Your buyers walk out onto the back patio and instantly fall in LOVE with the HUGE back yard! There’s nothing but woods and lots of vacant, wide open space – which is going to be great for their young kids. Lots of space for a swing set, a swimming pool, a fire pit, maybe even that outdoor kitchen they have always dreamed of… the options are endless!
Then you crush their dreams by saying: “We won’t know for sure just how much of this land is yours until we get a boundary survey”. They look at you like you have lobsters coming out of your ears… thinking to themselves “of course we would own that; the mow lines match the rest of the yard and there’s a planter box garden in the back that is obviously ours”.
You, however, have seen this scenario before. You’ve represented other buyers who thought the same thing – only to be greatly disappointed when the boundary survey results came back and it turns out they owned much less than what they thought.
This can be a “Survey Nightmare” situation. But there are some simple solutions:
- Don’t make any promises regarding the lot size based on just the appearance of the lot. What you see isn’t always what you get, even if there is a fence built.
- Ask the seller if they have an existing survey. Even if the corners aren’t still marked, you’ll get an idea of the shape of the lot.
- Recommend they order a boundary survey so that they can actually “see” what it is that they are purchasing.
- Keep in mind, the adage of “if it’s too good to be true, it probably is” in the back of your mind.
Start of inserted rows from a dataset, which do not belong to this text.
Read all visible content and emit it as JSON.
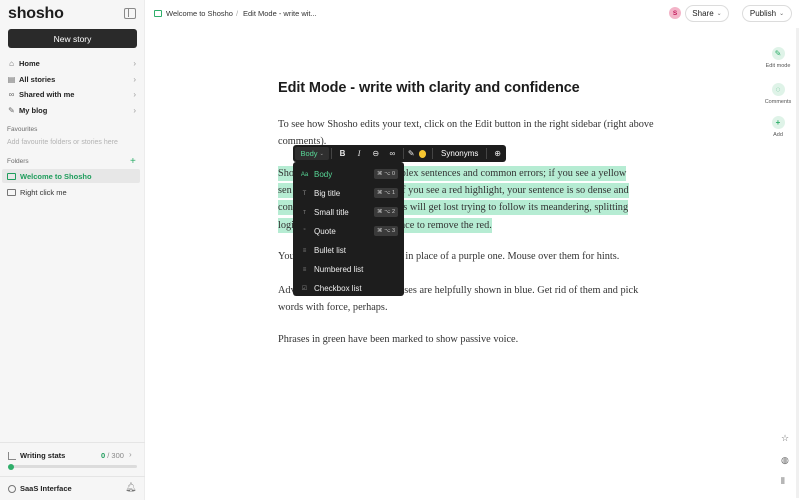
{
  "sidebar": {
    "logo": "shosho",
    "new_story": "New story",
    "nav": [
      {
        "label": "Home",
        "icon": "home-icon"
      },
      {
        "label": "All stories",
        "icon": "stories-icon"
      },
      {
        "label": "Shared with me",
        "icon": "link-icon"
      },
      {
        "label": "My blog",
        "icon": "pen-icon"
      }
    ],
    "favourites_label": "Favourites",
    "favourites_placeholder": "Add favourite folders or stories here",
    "folders_label": "Folders",
    "folders": [
      {
        "label": "Welcome to Shosho",
        "active": true
      },
      {
        "label": "Right click me",
        "active": false
      }
    ],
    "stats": {
      "label": "Writing stats",
      "count": "0",
      "total": "/ 300",
      "progress": 0.0
    },
    "workspace": "SaaS Interface"
  },
  "topbar": {
    "breadcrumb": [
      "Welcome to Shosho",
      "Edit Mode - write wit..."
    ],
    "avatar_letter": "S",
    "share_label": "Share",
    "publish_label": "Publish"
  },
  "rail": [
    {
      "label": "Edit mode",
      "icon": "edit-icon"
    },
    {
      "label": "Comments",
      "icon": "comment-icon"
    },
    {
      "label": "Add",
      "icon": "plus-icon"
    }
  ],
  "document": {
    "title": "Edit Mode -  write with clarity and confidence",
    "p1": "To see how Shosho edits your text, click on the Edit button in the right sidebar (right above comments).",
    "p2_line1_a": "Sho",
    "p2_line1_b": "complex sentences and common errors; if you see a yellow",
    "p2_line2_a": "sen",
    "p2_line2_b": "If you see a red highlight, your sentence is so dense and",
    "p2_line3_a": "con",
    "p2_line3_b": "rs will get lost trying to follow its meandering, splitting",
    "p2_line4_a": "logi",
    "p2_line4_b": "nce to remove the red.",
    "p3_a": "You",
    "p3_b": "d in place of a purple one. Mouse over them for hints.",
    "p4_a": "Adv",
    "p4_b": "ases are helpfully shown in blue. Get rid of them and pick",
    "p4_line2": "words with force, perhaps.",
    "p5": "Phrases in green have been marked to show passive voice."
  },
  "toolbar": {
    "style_label": "Body",
    "buttons": [
      "B",
      "I",
      "S",
      "link"
    ],
    "synonyms_label": "Synonyms",
    "highlight_color": "#f6c630"
  },
  "dropdown": [
    {
      "label": "Body",
      "icon": "Aa",
      "kbd": "⌘ ⌥ 0",
      "selected": true
    },
    {
      "label": "Big title",
      "icon": "T",
      "kbd": "⌘ ⌥ 1",
      "selected": false
    },
    {
      "label": "Small title",
      "icon": "T",
      "kbd": "⌘ ⌥ 2",
      "selected": false
    },
    {
      "label": "Quote",
      "icon": "”",
      "kbd": "⌘ ⌥ 3",
      "selected": false
    },
    {
      "label": "Bullet list",
      "icon": "≡",
      "kbd": "",
      "selected": false
    },
    {
      "label": "Numbered list",
      "icon": "≡",
      "kbd": "",
      "selected": false
    },
    {
      "label": "Checkbox list",
      "icon": "☑",
      "kbd": "",
      "selected": false
    }
  ],
  "colors": {
    "accent": "#2fae6a",
    "highlight": "#b6ecd3",
    "dark": "#1d1d1d"
  }
}
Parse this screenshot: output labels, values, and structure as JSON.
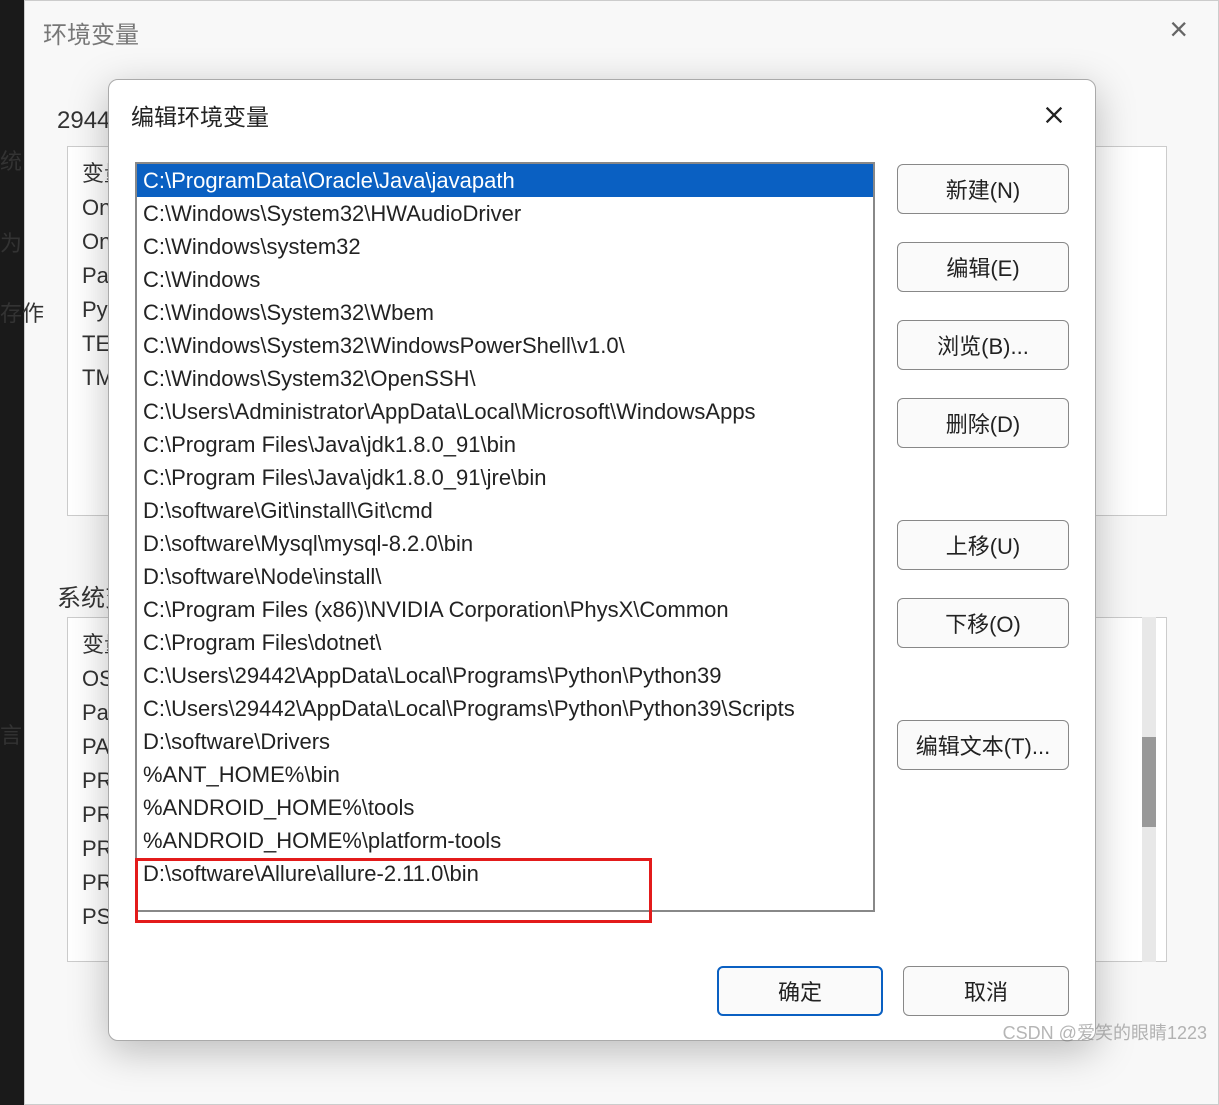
{
  "parent_dialog": {
    "title": "环境变量",
    "clip_number": "2944",
    "user_section_label": "系统变",
    "user_vars_partial": [
      "变量",
      "On",
      "On",
      "Pat",
      "PyC",
      "TEM",
      "TM"
    ],
    "sys_vars_partial": [
      "变量",
      "OS",
      "Pat",
      "PA",
      "PR",
      "PR",
      "PR",
      "PR",
      "PS"
    ]
  },
  "edge_labels": {
    "e1": "统",
    "e2": "为",
    "e3": "存作",
    "e4": "言"
  },
  "dialog": {
    "title": "编辑环境变量",
    "paths": [
      "C:\\ProgramData\\Oracle\\Java\\javapath",
      "C:\\Windows\\System32\\HWAudioDriver",
      "C:\\Windows\\system32",
      "C:\\Windows",
      "C:\\Windows\\System32\\Wbem",
      "C:\\Windows\\System32\\WindowsPowerShell\\v1.0\\",
      "C:\\Windows\\System32\\OpenSSH\\",
      "C:\\Users\\Administrator\\AppData\\Local\\Microsoft\\WindowsApps",
      "C:\\Program Files\\Java\\jdk1.8.0_91\\bin",
      "C:\\Program Files\\Java\\jdk1.8.0_91\\jre\\bin",
      "D:\\software\\Git\\install\\Git\\cmd",
      "D:\\software\\Mysql\\mysql-8.2.0\\bin",
      "D:\\software\\Node\\install\\",
      "C:\\Program Files (x86)\\NVIDIA Corporation\\PhysX\\Common",
      "C:\\Program Files\\dotnet\\",
      "C:\\Users\\29442\\AppData\\Local\\Programs\\Python\\Python39",
      "C:\\Users\\29442\\AppData\\Local\\Programs\\Python\\Python39\\Scripts",
      "D:\\software\\Drivers",
      "%ANT_HOME%\\bin",
      "%ANDROID_HOME%\\tools",
      "%ANDROID_HOME%\\platform-tools",
      "D:\\software\\Allure\\allure-2.11.0\\bin"
    ],
    "selected_index": 0,
    "buttons": {
      "new": "新建(N)",
      "edit": "编辑(E)",
      "browse": "浏览(B)...",
      "delete": "删除(D)",
      "move_up": "上移(U)",
      "move_down": "下移(O)",
      "edit_text": "编辑文本(T)...",
      "ok": "确定",
      "cancel": "取消"
    }
  },
  "watermark": "CSDN @爱笑的眼睛1223"
}
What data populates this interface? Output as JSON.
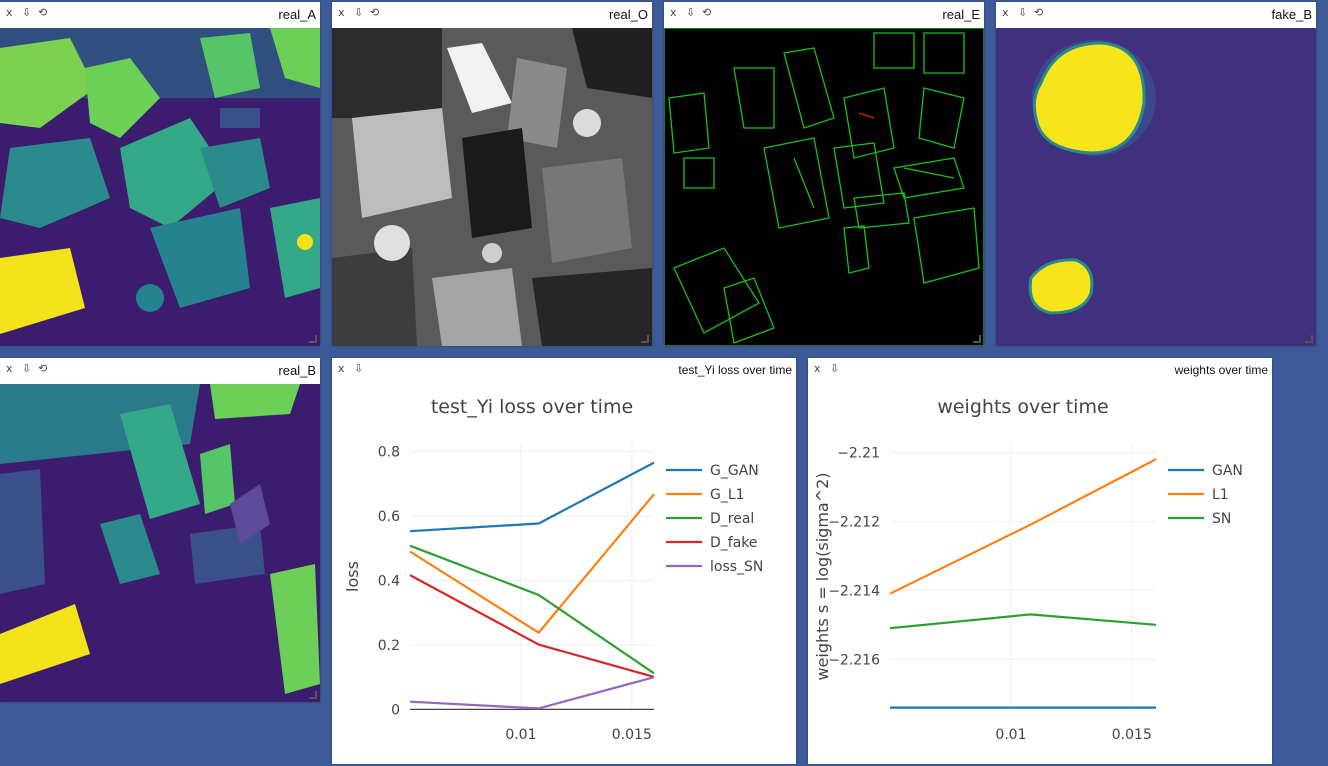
{
  "panes": [
    {
      "id": "real_A",
      "title": "real_A"
    },
    {
      "id": "real_O",
      "title": "real_O"
    },
    {
      "id": "real_E",
      "title": "real_E"
    },
    {
      "id": "fake_B",
      "title": "fake_B"
    },
    {
      "id": "real_B",
      "title": "real_B"
    }
  ],
  "toolbar": {
    "close": "x",
    "download": "⇩",
    "reset": "⟲"
  },
  "colors": {
    "background": "#3d5a98",
    "viridis_dark": "#3b1c6e",
    "viridis_mid": "#2b8a8c",
    "viridis_teal": "#33a98a",
    "viridis_green": "#6cce58",
    "viridis_yellow": "#f3e31b",
    "edge_green": "#19c119"
  },
  "chart_loss": {
    "pane_title": "test_Yi loss over time",
    "chart_data": {
      "type": "line",
      "title": "test_Yi loss over time",
      "xlabel": "",
      "ylabel": "loss",
      "x": [
        0.005,
        0.0108,
        0.016
      ],
      "xticks": [
        0.01,
        0.015
      ],
      "xtick_labels": [
        "0.01",
        "0.015"
      ],
      "yticks": [
        0,
        0.2,
        0.4,
        0.6,
        0.8
      ],
      "ytick_labels": [
        "0",
        "0.2",
        "0.4",
        "0.6",
        "0.8"
      ],
      "xlim": [
        0.005,
        0.016
      ],
      "ylim": [
        -0.005,
        0.83
      ],
      "grid": true,
      "legend": "right",
      "series": [
        {
          "name": "G_GAN",
          "color": "#1f77b4",
          "values": [
            0.553,
            0.577,
            0.766
          ]
        },
        {
          "name": "G_L1",
          "color": "#ff7f0e",
          "values": [
            0.49,
            0.238,
            0.668
          ]
        },
        {
          "name": "D_real",
          "color": "#2ca02c",
          "values": [
            0.508,
            0.355,
            0.112
          ]
        },
        {
          "name": "D_fake",
          "color": "#d62728",
          "values": [
            0.417,
            0.201,
            0.101
          ]
        },
        {
          "name": "loss_SN",
          "color": "#9467bd",
          "values": [
            0.024,
            0.003,
            0.1
          ]
        }
      ]
    }
  },
  "chart_weights": {
    "pane_title": "weights over time",
    "chart_data": {
      "type": "line",
      "title": "weights over time",
      "xlabel": "",
      "ylabel": "weights s = log(sigma^2)",
      "x": [
        0.005,
        0.0108,
        0.016
      ],
      "xticks": [
        0.01,
        0.015
      ],
      "xtick_labels": [
        "0.01",
        "0.015"
      ],
      "yticks": [
        -2.21,
        -2.212,
        -2.214,
        -2.216
      ],
      "ytick_labels": [
        "−2.21",
        "−2.212",
        "−2.214",
        "−2.216"
      ],
      "xlim": [
        0.005,
        0.016
      ],
      "ylim": [
        -2.2175,
        -2.2097
      ],
      "grid": true,
      "legend": "right",
      "series": [
        {
          "name": "GAN",
          "color": "#1f77b4",
          "values": [
            -2.2174,
            -2.2174,
            -2.2174
          ]
        },
        {
          "name": "L1",
          "color": "#ff7f0e",
          "values": [
            -2.2141,
            -2.2121,
            -2.2102
          ]
        },
        {
          "name": "SN",
          "color": "#2ca02c",
          "values": [
            -2.2151,
            -2.2147,
            -2.215
          ]
        }
      ]
    }
  }
}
It’s a bonus to find out you have more land than what you thought, but a real bummer to find out you have less than you thought.
This is a “real life” example where a subdivision lot backed to a large commercial parcel. Turns out our planter box was located onto the neighboring lot by over 45 feet. YIKES! They lost about half of what they thought was their back yard.
Having a boundary survey performed and having the property corners marked is the only real way to know what land you do and don’t own. Call us today for a free quote.
Information provided should not be considered legal advice and all buyers, agents and title companies should consult their attorneys for legal advice.